__What is expected__
Your reply should be made up of every line in the records below that holds the string "screenshot".

<<<<

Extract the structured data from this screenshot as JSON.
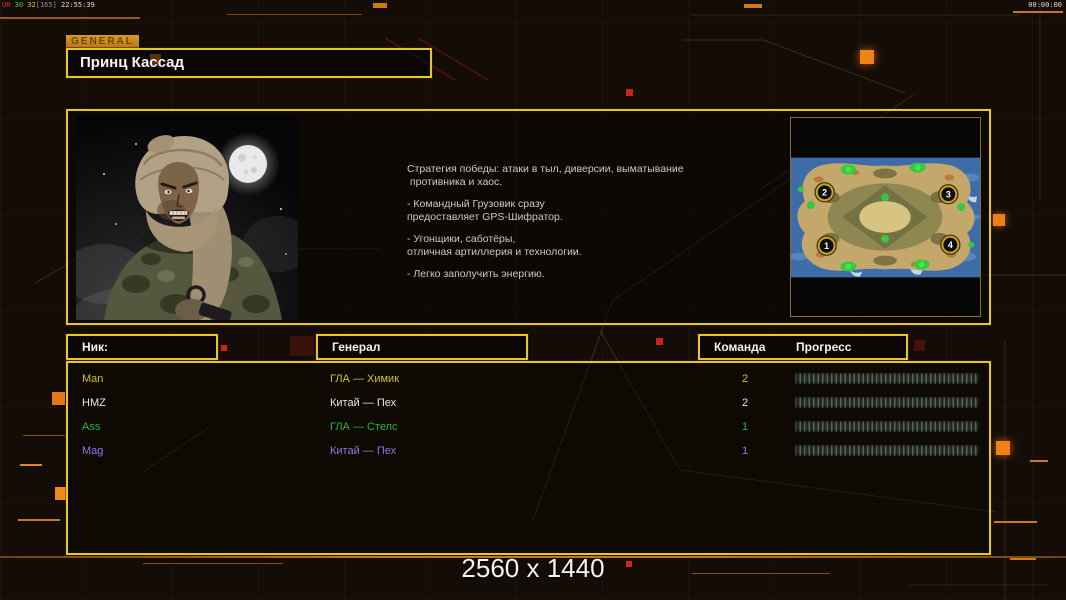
{
  "overlay": {
    "stats_segments": [
      {
        "text": "UR",
        "color": "#d63226"
      },
      {
        "text": " 30",
        "color": "#52c23a"
      },
      {
        "text": " 32",
        "color": "#d8c322"
      },
      {
        "text": "[165]",
        "color": "#8f8f8f"
      },
      {
        "text": " 22:55:39",
        "color": "#e4dcd2"
      }
    ],
    "clock": "00:00:00"
  },
  "header": {
    "tab_label": "GENERAL",
    "general_name": "Принц Кассад"
  },
  "bio": {
    "lines": [
      "Стратегия победы: атаки в тыл, диверсии, выматывание",
      " противника и хаос.",
      "",
      "- Командный Грузовик сразу",
      "предоставляет GPS-Шифратор.",
      "",
      "- Угонщики, саботёры,",
      "отличная артиллерия и технологии.",
      "",
      "- Легко заполучить энергию."
    ]
  },
  "map_preview": {
    "markers": [
      "1",
      "2",
      "3",
      "4"
    ]
  },
  "table": {
    "headers": {
      "nick": "Ник:",
      "general": "Генерал",
      "team": "Команда",
      "progress": "Прогресс"
    },
    "rows": [
      {
        "nick": "Man",
        "general": "ГЛА — Химик",
        "team": "2",
        "color": "#d6c31c"
      },
      {
        "nick": "HMZ",
        "general": "Китай — Пех",
        "team": "2",
        "color": "#e8e8e8"
      },
      {
        "nick": "Ass",
        "general": "ГЛА — Стелс",
        "team": "1",
        "color": "#2db42d"
      },
      {
        "nick": "Mag",
        "general": "Китай — Пех",
        "team": "1",
        "color": "#8a7ae6"
      }
    ]
  },
  "footer": {
    "resolution": "2560 x 1440"
  },
  "colors": {
    "panel_border": "#e0ca25",
    "accent_orange": "#cf7518",
    "marker_ring": "#c9a41f"
  }
}
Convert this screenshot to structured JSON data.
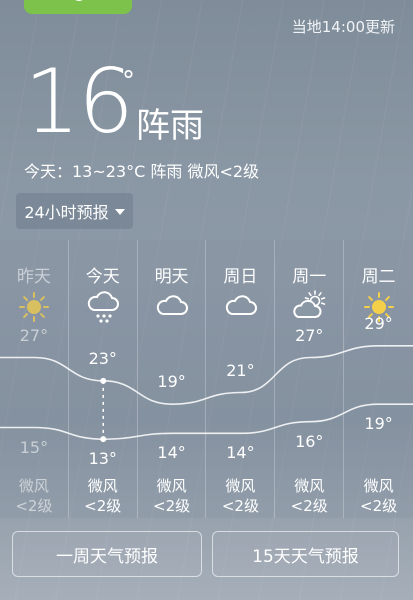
{
  "header": {
    "update_text": "当地14:00更新",
    "current_temp": "16",
    "degree_symbol": "°",
    "condition": "阵雨",
    "today_summary": "今天：13~23°C  阵雨  微风<2级",
    "mode_button": "24小时预报"
  },
  "forecast": {
    "days": [
      {
        "day": "昨天",
        "icon": "sun-icon",
        "high": "27°",
        "low": "15°",
        "wind1": "微风",
        "wind2": "<2级",
        "past": true
      },
      {
        "day": "今天",
        "icon": "rain-cloud-icon",
        "high": "23°",
        "low": "13°",
        "wind1": "微风",
        "wind2": "<2级",
        "past": false
      },
      {
        "day": "明天",
        "icon": "cloud-icon",
        "high": "19°",
        "low": "14°",
        "wind1": "微风",
        "wind2": "<2级",
        "past": false
      },
      {
        "day": "周日",
        "icon": "cloud-icon",
        "high": "21°",
        "low": "14°",
        "wind1": "微风",
        "wind2": "<2级",
        "past": false
      },
      {
        "day": "周一",
        "icon": "partly-sunny-icon",
        "high": "27°",
        "low": "16°",
        "wind1": "微风",
        "wind2": "<2级",
        "past": false
      },
      {
        "day": "周二",
        "icon": "sun-icon",
        "high": "29°",
        "low": "19°",
        "wind1": "微风",
        "wind2": "<2级",
        "past": false
      }
    ]
  },
  "chart_data": {
    "type": "line",
    "categories": [
      "昨天",
      "今天",
      "明天",
      "周日",
      "周一",
      "周二"
    ],
    "series": [
      {
        "values": [
          27,
          23,
          19,
          21,
          27,
          29
        ]
      },
      {
        "values": [
          15,
          13,
          14,
          14,
          16,
          19
        ]
      }
    ]
  },
  "buttons": {
    "week": "一周天气预报",
    "fifteen": "15天天气预报"
  },
  "colors": {
    "accent_green": "#7dc24a",
    "sun_yellow": "#f3cf4a"
  }
}
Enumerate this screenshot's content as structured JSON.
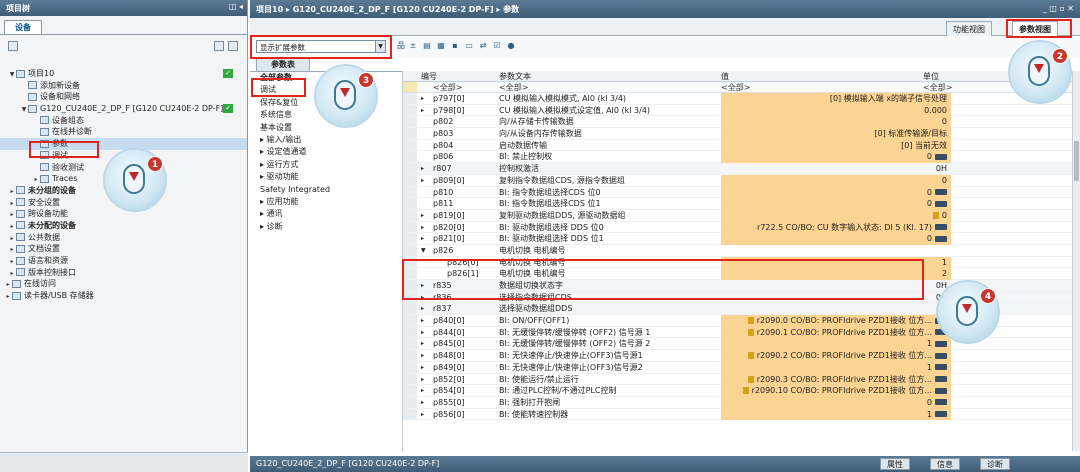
{
  "left_panel": {
    "title": "项目树",
    "tab": "设备",
    "tree": [
      {
        "label": "项目10",
        "level": 0,
        "toggle": "▼",
        "check": "✓"
      },
      {
        "label": "添加新设备",
        "level": 1,
        "toggle": ""
      },
      {
        "label": "设备和网络",
        "level": 1,
        "toggle": ""
      },
      {
        "label": "G120_CU240E_2_DP_F [G120 CU240E-2 DP-F]",
        "level": 1,
        "toggle": "▼",
        "check": "✓"
      },
      {
        "label": "设备组态",
        "level": 2,
        "toggle": ""
      },
      {
        "label": "在线并诊断",
        "level": 2,
        "toggle": ""
      },
      {
        "label": "参数",
        "level": 2,
        "toggle": "",
        "selected": true
      },
      {
        "label": "调试",
        "level": 2,
        "toggle": ""
      },
      {
        "label": "验收测试",
        "level": 2,
        "toggle": ""
      },
      {
        "label": "Traces",
        "level": 2,
        "toggle": "▸"
      },
      {
        "label": "未分组的设备",
        "level": 0,
        "toggle": "▸",
        "bold": true
      },
      {
        "label": "安全设置",
        "level": 0,
        "toggle": "▸"
      },
      {
        "label": "跨设备功能",
        "level": 0,
        "toggle": "▸"
      },
      {
        "label": "未分配的设备",
        "level": 0,
        "toggle": "▸",
        "bold": true
      },
      {
        "label": "公共数据",
        "level": 0,
        "toggle": "▸"
      },
      {
        "label": "文档设置",
        "level": 0,
        "toggle": "▸"
      },
      {
        "label": "语言和资源",
        "level": 0,
        "toggle": "▸"
      },
      {
        "label": "版本控制接口",
        "level": 0,
        "toggle": "▸"
      },
      {
        "label": "在线访问",
        "level": -1,
        "toggle": "▸"
      },
      {
        "label": "读卡器/USB 存储器",
        "level": -1,
        "toggle": "▸"
      }
    ]
  },
  "editor": {
    "title": "项目10 ▸ G120_CU240E_2_DP_F [G120 CU240E-2 DP-F] ▸ 参数",
    "view_tabs": [
      "功能视图",
      "参数视图"
    ],
    "filter_select": "显示扩展参数",
    "param_tab": "参数表",
    "nav": [
      "全部参数",
      "调试",
      "保存&复位",
      "系统信息",
      "基本设置",
      "▸ 输入/输出",
      "▸ 设定值通道",
      "▸ 运行方式",
      "▸ 驱动功能",
      "Safety Integrated",
      "▸ 应用功能",
      "▸ 通讯",
      "▸ 诊断"
    ],
    "columns": {
      "num": "编号",
      "text": "参数文本",
      "value": "值",
      "unit": "单位"
    },
    "filter": {
      "num": "<全部>",
      "text": "<全部>",
      "value": "<全部>",
      "unit": "<全部>"
    },
    "rows": [
      {
        "num": "p797[0]",
        "text": "CU 模拟输入模拟模式, AI0 (kl 3/4)",
        "value": "[0] 模拟输入端 x的端子信号处理",
        "style": "o",
        "tw": "▸"
      },
      {
        "num": "p798[0]",
        "text": "CU 模拟输入模拟模式设定值, AI0 (kl 3/4)",
        "value": "0.000",
        "style": "o",
        "tw": "▸"
      },
      {
        "num": "p802",
        "text": "向/从存储卡传输数据",
        "value": "0",
        "style": "o",
        "tw": ""
      },
      {
        "num": "p803",
        "text": "向/从设备内存传输数据",
        "value": "[0] 标准传输源/目标",
        "style": "o",
        "tw": ""
      },
      {
        "num": "p804",
        "text": "启动数据传输",
        "value": "[0] 当前无效",
        "style": "o",
        "tw": ""
      },
      {
        "num": "p806",
        "text": "BI: 禁止控制权",
        "value": "0",
        "style": "o",
        "tw": "",
        "drop": true
      },
      {
        "num": "r807",
        "text": "控制权激活",
        "value": "0H",
        "style": "",
        "tw": "▸"
      },
      {
        "num": "p809[0]",
        "text": "复制指令数据组CDS, 源指令数据组",
        "value": "0",
        "style": "o",
        "tw": "▸"
      },
      {
        "num": "p810",
        "text": "BI: 指令数据组选择CDS 位0",
        "value": "0",
        "style": "o",
        "tw": "",
        "drop": true
      },
      {
        "num": "p811",
        "text": "BI: 指令数据组选择CDS 位1",
        "value": "0",
        "style": "o",
        "tw": "",
        "drop": true
      },
      {
        "num": "p819[0]",
        "text": "复制驱动数据组DDS, 源驱动数据组",
        "value": "0",
        "style": "o",
        "tw": "▸",
        "lock": true
      },
      {
        "num": "p820[0]",
        "text": "BI: 驱动数据组选择 DDS 位0",
        "value": "r722.5 CO/BO: CU 数字输入状态: DI 5 (Kl. 17)",
        "style": "o",
        "tw": "▸",
        "drop": true
      },
      {
        "num": "p821[0]",
        "text": "BI: 驱动数据组选择 DDS 位1",
        "value": "0",
        "style": "o",
        "tw": "▸",
        "drop": true
      },
      {
        "num": "p826",
        "text": "电机切换 电机编号",
        "value": "",
        "style": "o2",
        "tw": "▼"
      },
      {
        "num": "p826[0]",
        "text": "电机切换 电机编号",
        "value": "1",
        "style": "o",
        "tw": "",
        "indent": true
      },
      {
        "num": "p826[1]",
        "text": "电机切换 电机编号",
        "value": "2",
        "style": "o",
        "tw": "",
        "indent": true
      },
      {
        "num": "r835",
        "text": "数据组切换状态字",
        "value": "0H",
        "style": "",
        "tw": "▸"
      },
      {
        "num": "r836",
        "text": "选择指令数据组CDS",
        "value": "0H",
        "style": "",
        "tw": "▸"
      },
      {
        "num": "r837",
        "text": "选择驱动数据组DDS",
        "value": "0H",
        "style": "",
        "tw": "▸"
      },
      {
        "num": "p840[0]",
        "text": "BI: ON/OFF(OFF1)",
        "value": "r2090.0 CO/BO: PROFIdrive PZD1接收 位方...",
        "style": "o",
        "tw": "▸",
        "drop": true,
        "lock": true
      },
      {
        "num": "p844[0]",
        "text": "BI: 无缓慢停转/缓慢停转 (OFF2) 信号源 1",
        "value": "r2090.1 CO/BO: PROFIdrive PZD1接收 位方...",
        "style": "o",
        "tw": "▸",
        "drop": true,
        "lock": true
      },
      {
        "num": "p845[0]",
        "text": "BI: 无缓慢停转/缓慢停转 (OFF2) 信号源 2",
        "value": "1",
        "style": "o",
        "tw": "▸",
        "drop": true
      },
      {
        "num": "p848[0]",
        "text": "BI: 无快速停止/快速停止(OFF3)信号源1",
        "value": "r2090.2 CO/BO: PROFIdrive PZD1接收 位方...",
        "style": "o",
        "tw": "▸",
        "drop": true,
        "lock": true
      },
      {
        "num": "p849[0]",
        "text": "BI: 无快速停止/快速停止(OFF3)信号源2",
        "value": "1",
        "style": "o",
        "tw": "▸",
        "drop": true
      },
      {
        "num": "p852[0]",
        "text": "BI: 使能运行/禁止运行",
        "value": "r2090.3 CO/BO: PROFIdrive PZD1接收 位方...",
        "style": "o",
        "tw": "▸",
        "drop": true,
        "lock": true
      },
      {
        "num": "p854[0]",
        "text": "BI: 通过PLC控制/不通过PLC控制",
        "value": "r2090.10 CO/BO: PROFIdrive PZD1接收 位方...",
        "style": "o",
        "tw": "▸",
        "drop": true,
        "lock": true
      },
      {
        "num": "p855[0]",
        "text": "BI: 强制打开抱闸",
        "value": "0",
        "style": "o",
        "tw": "▸",
        "drop": true
      },
      {
        "num": "p856[0]",
        "text": "BI: 使能转速控制器",
        "value": "1",
        "style": "o",
        "tw": "▸",
        "drop": true
      }
    ]
  },
  "status_bar": {
    "device": "G120_CU240E_2_DP_F [G120 CU240E-2 DP-F]",
    "tabs": [
      "属性",
      "信息",
      "诊断"
    ]
  },
  "callouts": [
    "1",
    "2",
    "3",
    "4"
  ],
  "colors": {
    "highlight": "#e1251b",
    "value_bg": "#fbd392",
    "title_bg": "#4a6a86"
  }
}
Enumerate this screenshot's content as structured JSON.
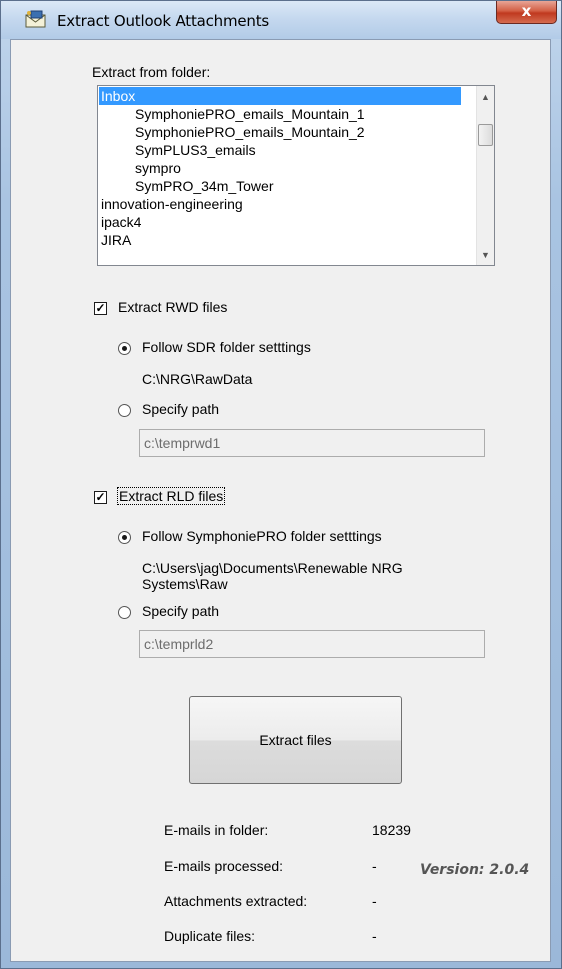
{
  "window": {
    "title": "Extract Outlook Attachments",
    "close_label": "x"
  },
  "folder": {
    "label": "Extract from folder:",
    "items": [
      {
        "label": "Inbox",
        "indent": 0,
        "selected": true
      },
      {
        "label": "SymphoniePRO_emails_Mountain_1",
        "indent": 1
      },
      {
        "label": "SymphoniePRO_emails_Mountain_2",
        "indent": 1
      },
      {
        "label": "SymPLUS3_emails",
        "indent": 1
      },
      {
        "label": "sympro",
        "indent": 1
      },
      {
        "label": "SymPRO_34m_Tower",
        "indent": 1
      },
      {
        "label": "innovation-engineering",
        "indent": 0
      },
      {
        "label": "ipack4",
        "indent": 0
      },
      {
        "label": "JIRA",
        "indent": 0
      }
    ]
  },
  "rwd": {
    "checkbox_label": "Extract RWD files",
    "checked": true,
    "follow_label": "Follow SDR folder setttings",
    "follow_path": "C:\\NRG\\RawData",
    "specify_label": "Specify path",
    "specify_value": "c:\\temprwd1"
  },
  "rld": {
    "checkbox_label": "Extract RLD files",
    "checked": true,
    "follow_label": "Follow SymphoniePRO folder setttings",
    "follow_path_line1": "C:\\Users\\jag\\Documents\\Renewable NRG",
    "follow_path_line2": "Systems\\Raw",
    "specify_label": "Specify path",
    "specify_value": "c:\\temprld2"
  },
  "extract_button": "Extract files",
  "stats": [
    {
      "label": "E-mails in folder:",
      "value": "18239"
    },
    {
      "label": "E-mails processed:",
      "value": "-"
    },
    {
      "label": "Attachments extracted:",
      "value": "-"
    },
    {
      "label": "Duplicate files:",
      "value": "-"
    }
  ],
  "version": "Version: 2.0.4",
  "colors": {
    "selection": "#3399ff",
    "close_button": "#c0391f"
  },
  "icons": {
    "title": "envelope-icon",
    "scroll_up": "triangle-up",
    "scroll_down": "triangle-down",
    "check": "check-mark"
  }
}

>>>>

__Solution to this exercise__
Extract the structured data from this screenshot as JSON.
Convert this screenshot to structured JSON data.
Enumerate this screenshot's content as structured JSON.
Enumerate this screenshot's content as structured JSON.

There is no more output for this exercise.